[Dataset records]
────────────────────────────────────────
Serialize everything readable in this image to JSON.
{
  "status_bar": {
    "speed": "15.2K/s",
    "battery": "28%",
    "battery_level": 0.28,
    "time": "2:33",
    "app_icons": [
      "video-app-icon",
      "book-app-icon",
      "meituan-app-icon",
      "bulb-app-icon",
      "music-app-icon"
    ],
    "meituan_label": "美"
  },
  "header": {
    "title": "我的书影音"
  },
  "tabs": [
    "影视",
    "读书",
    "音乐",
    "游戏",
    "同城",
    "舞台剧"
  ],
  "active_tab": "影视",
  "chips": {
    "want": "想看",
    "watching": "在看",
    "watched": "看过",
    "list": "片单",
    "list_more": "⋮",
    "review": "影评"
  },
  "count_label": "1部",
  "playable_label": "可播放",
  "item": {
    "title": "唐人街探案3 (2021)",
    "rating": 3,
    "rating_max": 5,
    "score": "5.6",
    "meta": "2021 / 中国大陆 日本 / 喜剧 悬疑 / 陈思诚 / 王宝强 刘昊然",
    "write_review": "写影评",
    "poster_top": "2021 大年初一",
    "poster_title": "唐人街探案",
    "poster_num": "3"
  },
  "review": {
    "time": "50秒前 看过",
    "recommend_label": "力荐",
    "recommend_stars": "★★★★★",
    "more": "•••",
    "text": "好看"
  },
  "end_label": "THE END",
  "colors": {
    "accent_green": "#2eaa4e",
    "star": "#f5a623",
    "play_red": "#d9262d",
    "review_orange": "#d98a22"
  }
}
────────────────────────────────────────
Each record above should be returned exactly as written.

Serialize everything readable in this image to JSON.
{
  "status_bar": {
    "speed": "15.2K/s",
    "battery": "28%",
    "battery_level": 0.28,
    "time": "2:33",
    "app_icons": [
      "video-app-icon",
      "book-app-icon",
      "meituan-app-icon",
      "bulb-app-icon",
      "music-app-icon"
    ],
    "meituan_label": "美"
  },
  "header": {
    "title": "我的书影音"
  },
  "tabs": [
    "影视",
    "读书",
    "音乐",
    "游戏",
    "同城",
    "舞台剧"
  ],
  "active_tab": "影视",
  "chips": {
    "want": "想看",
    "watching": "在看",
    "watched": "看过",
    "list": "片单",
    "list_more": "⋮",
    "review": "影评"
  },
  "count_label": "1部",
  "playable_label": "可播放",
  "item": {
    "title": "唐人街探案3 (2021)",
    "rating": 3,
    "rating_max": 5,
    "score": "5.6",
    "meta": "2021 / 中国大陆 日本 / 喜剧 悬疑 / 陈思诚 / 王宝强 刘昊然",
    "write_review": "写影评",
    "poster_top": "2021 大年初一",
    "poster_title": "唐人街探案",
    "poster_num": "3"
  },
  "review": {
    "time": "50秒前 看过",
    "recommend_label": "力荐",
    "recommend_stars": "★★★★★",
    "more": "•••",
    "text": "好看"
  },
  "end_label": "THE END",
  "colors": {
    "accent_green": "#2eaa4e",
    "star": "#f5a623",
    "play_red": "#d9262d",
    "review_orange": "#d98a22"
  }
}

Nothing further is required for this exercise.